How Trello Helps client
Have you ever wondered how busy businesses still manage to stay organized enough to deliver their goods and services? Well, this article is going to let you in on the secret: Trello! Trello is like an online Kanban board. If you are unfamiliar with the concept, a kanban board is the name of the board in the squad room of most TV cop shows where cases are categorized and listed in columns- “New”, “Open” and “Closed” cases. The kanban board is a powerful visual tool for keeping track of multiple projects.
While any business stands to benefit from collaboration in an office environment, holding multiple meetings every week can kill time instead of building company momentum. Trello makes it easy to cut the unproductive meetings and instead crowd source the brainstorming session using this web based collaborative productivity tool. What makes Trello so cost effective is that it is easy to adopt regardless of the office environment and free to use.
Trello is designed for use by a team of individuals working on an office project. However, it still works amazingly for one person looking to keep track of various aspects of a project or multiple projects such as business acquisition, a litigation matter or any other client related matters in a solo law firm.
How does Trello work?
* To start a new project, create a new board by going to the ‘Boards’ tab in the right hand corner and selecting ‘New Board’ before naming it in accordance to the project.
* The next task is to populate the new board with lists. Whenever a new board is created, it comes with three default lists; ‘Done’, ‘Doing’ and ‘To Do’ but these lists can be renamed and new ones added
* Your next step is to populate your lists with tasks. This is done by creating cards. Simply go to the bottom of the list title and click on ‘Add card’. Each card should represent a single task. For instance, one card may be filled with ‘Draft response to complaint’ and placed in the ‘To Do’ list.
Drafts are displayed in a list in a compact mode, which is designed to display certain information such as deadlines. When clicked, a card should open up to display a number of options including:
* Set a deadline for the task – you can select the date from the pop up calendar.
* Create checklists within tasks – a progress bar helps you monitor your progress as you check of items from the checklist.
*Attach files such as images, videos and documents – if you are litigating, you may want to attach a court decision, a memo, etc. Since Trello is an online service, you can access the attachment whenever and wherever you work on your client’s matter.
*Add a label – Trello offers a choice of up to six uniquely colored labels to type identification text onto. You may reserve one label for witnesses, another for court appearances. This will make it easier to search for cards with specific labels, such as those labeled ‘witness’.
It is easy to move cards from one list to the other by simply dragging it over.

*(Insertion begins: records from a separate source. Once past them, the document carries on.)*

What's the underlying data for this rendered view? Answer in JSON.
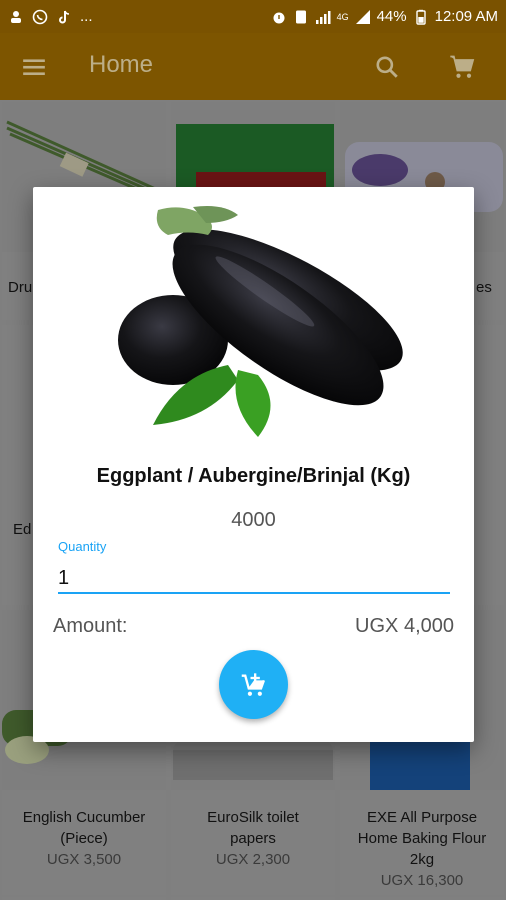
{
  "status_bar": {
    "time": "12:09 AM",
    "battery": "44%",
    "overflow": "...",
    "network": "4G"
  },
  "app_bar": {
    "title": "Home"
  },
  "grid": {
    "partial_labels": [
      "Dru",
      "es",
      "Ed"
    ],
    "products": [
      {
        "name": "English Cucumber (Piece)",
        "price": "UGX 3,500"
      },
      {
        "name": "EuroSilk toilet papers",
        "price": "UGX 2,300"
      },
      {
        "name": "EXE All Purpose Home Baking Flour 2kg",
        "price": "UGX 16,300"
      }
    ]
  },
  "dialog": {
    "product_name": "Eggplant / Aubergine/Brinjal (Kg)",
    "unit_price": "4000",
    "quantity_label": "Quantity",
    "quantity_value": "1",
    "amount_label": "Amount:",
    "amount_value": "UGX 4,000"
  },
  "colors": {
    "accent": "#1fb0f5",
    "app_bar": "#7d5500",
    "status_bar": "#7a5200"
  },
  "icons": {
    "menu": "menu-icon",
    "search": "search-icon",
    "cart": "cart-icon",
    "add_to_cart": "add-to-cart-icon"
  }
}
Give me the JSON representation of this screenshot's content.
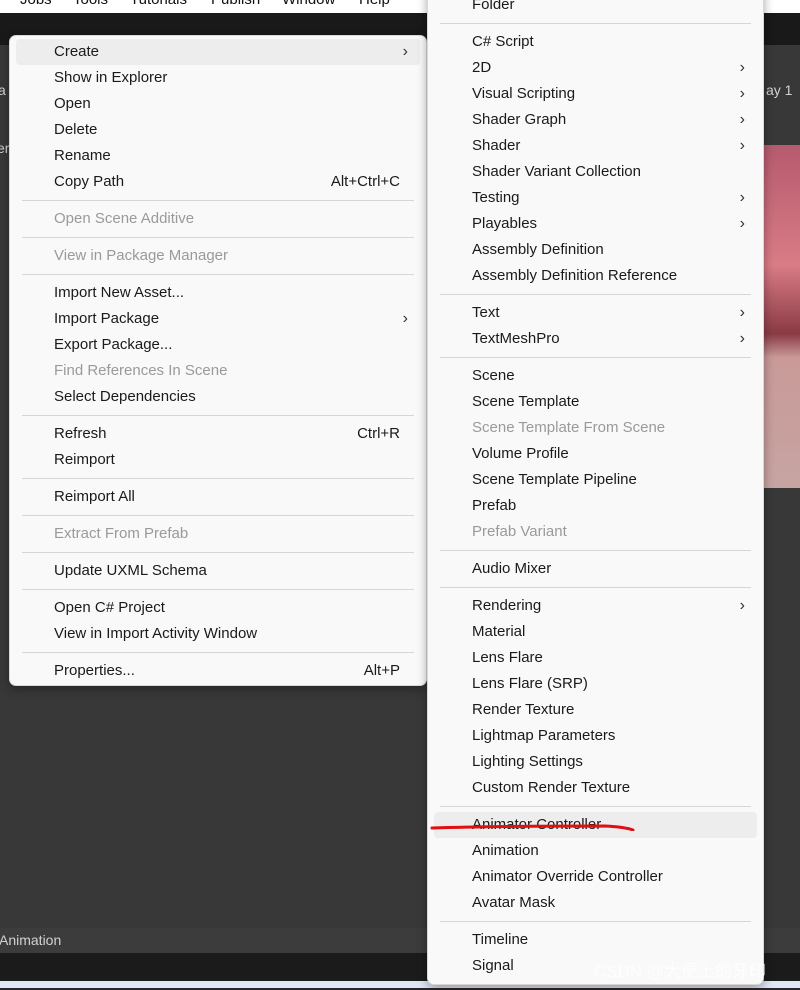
{
  "menubar": [
    "Jobs",
    "Tools",
    "Tutorials",
    "Publish",
    "Window",
    "Help"
  ],
  "background": {
    "frag_left1": "a",
    "frag_left2": "er",
    "frag_right": "ay 1",
    "animation_bar": "Animation"
  },
  "left_menu": [
    {
      "label": "Create",
      "submenu": true,
      "highlighted": true
    },
    {
      "label": "Show in Explorer"
    },
    {
      "label": "Open"
    },
    {
      "label": "Delete"
    },
    {
      "label": "Rename"
    },
    {
      "label": "Copy Path",
      "shortcut": "Alt+Ctrl+C"
    },
    {
      "sep": true
    },
    {
      "label": "Open Scene Additive",
      "disabled": true
    },
    {
      "sep": true
    },
    {
      "label": "View in Package Manager",
      "disabled": true
    },
    {
      "sep": true
    },
    {
      "label": "Import New Asset..."
    },
    {
      "label": "Import Package",
      "submenu": true
    },
    {
      "label": "Export Package..."
    },
    {
      "label": "Find References In Scene",
      "disabled": true
    },
    {
      "label": "Select Dependencies"
    },
    {
      "sep": true
    },
    {
      "label": "Refresh",
      "shortcut": "Ctrl+R"
    },
    {
      "label": "Reimport"
    },
    {
      "sep": true
    },
    {
      "label": "Reimport All"
    },
    {
      "sep": true
    },
    {
      "label": "Extract From Prefab",
      "disabled": true
    },
    {
      "sep": true
    },
    {
      "label": "Update UXML Schema"
    },
    {
      "sep": true
    },
    {
      "label": "Open C# Project"
    },
    {
      "label": "View in Import Activity Window"
    },
    {
      "sep": true
    },
    {
      "label": "Properties...",
      "shortcut": "Alt+P"
    }
  ],
  "right_menu": [
    {
      "label": "Folder"
    },
    {
      "sep": true
    },
    {
      "label": "C# Script"
    },
    {
      "label": "2D",
      "submenu": true
    },
    {
      "label": "Visual Scripting",
      "submenu": true
    },
    {
      "label": "Shader Graph",
      "submenu": true
    },
    {
      "label": "Shader",
      "submenu": true
    },
    {
      "label": "Shader Variant Collection"
    },
    {
      "label": "Testing",
      "submenu": true
    },
    {
      "label": "Playables",
      "submenu": true
    },
    {
      "label": "Assembly Definition"
    },
    {
      "label": "Assembly Definition Reference"
    },
    {
      "sep": true
    },
    {
      "label": "Text",
      "submenu": true
    },
    {
      "label": "TextMeshPro",
      "submenu": true
    },
    {
      "sep": true
    },
    {
      "label": "Scene"
    },
    {
      "label": "Scene Template"
    },
    {
      "label": "Scene Template From Scene",
      "disabled": true
    },
    {
      "label": "Volume Profile"
    },
    {
      "label": "Scene Template Pipeline"
    },
    {
      "label": "Prefab"
    },
    {
      "label": "Prefab Variant",
      "disabled": true
    },
    {
      "sep": true
    },
    {
      "label": "Audio Mixer"
    },
    {
      "sep": true
    },
    {
      "label": "Rendering",
      "submenu": true
    },
    {
      "label": "Material"
    },
    {
      "label": "Lens Flare"
    },
    {
      "label": "Lens Flare (SRP)"
    },
    {
      "label": "Render Texture"
    },
    {
      "label": "Lightmap Parameters"
    },
    {
      "label": "Lighting Settings"
    },
    {
      "label": "Custom Render Texture"
    },
    {
      "sep": true
    },
    {
      "label": "Animator Controller",
      "highlighted": true
    },
    {
      "label": "Animation"
    },
    {
      "label": "Animator Override Controller"
    },
    {
      "label": "Avatar Mask"
    },
    {
      "sep": true
    },
    {
      "label": "Timeline"
    },
    {
      "label": "Signal"
    },
    {
      "sep": true
    }
  ],
  "submenu_arrow": "›",
  "annotation_color": "#e01010",
  "watermark": "CSDN @大便上的牙印"
}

So in case you are about to start drafting a new complaint, you only need to drag the task card labeled complains to the ‘Doing’ list from the ‘To Do’ list.
Solo attorneys can use Trello to:
* perform virtual assistant tasks – attorneys working the virtual assistants can create boards for each new matter the assistant is handling to make it easier to track the progress of each new task.
* Marketing board – solo attorneys need to track their marketing goals and ideas to identify what work and what doesn’t.
* Upcoming deadlines – in the legal profession, attorneys are given set deadlines to follow once a case is filed. Trello allows the creation of a board labeled ‘Deadlines’ which can be used to organize tasks visually for easy tracking and completion.
Small firms can use Trello for:
* Managing matters – Create Trello boards for clients with complicated matters where the tasks have to be shared among various staff members.
* Project collaboration – once added, a new user will be able to create new tasks, post comments and move tasks while keeping everyone else attached to the board informed of the changes.
* Open Door-board – The boards are used to encourage employees to suggest new ideas to the firm; such as proposing changes to improve the practice.
Depending on your specific client needs you can set the board to be accessible by other users such as your clients, if they wish to keep abreast with your progress on the matter or by another legal professional working on the matter with you. You allow specific people access by sending them an email invitation. The invited users will only be able to access the specific board that they were invited to.
We only looked at a few application of Trello in a law office. However, Trello is a very malleable product that can be utilized in ways that suit the law firm best. Trello is free, simple to use and accessible from any part of the world, perfect from small law firms and solo attorneys.
Cally Greene is a blogger and works with www.joeygilbertlaw.com as a Team Member. She likes blogging about online strategies that are related to Social Media, Online Marketing, Legal issues and Lawyers Marketing.
Trello Training Tutorial for Managing Projects and Tasks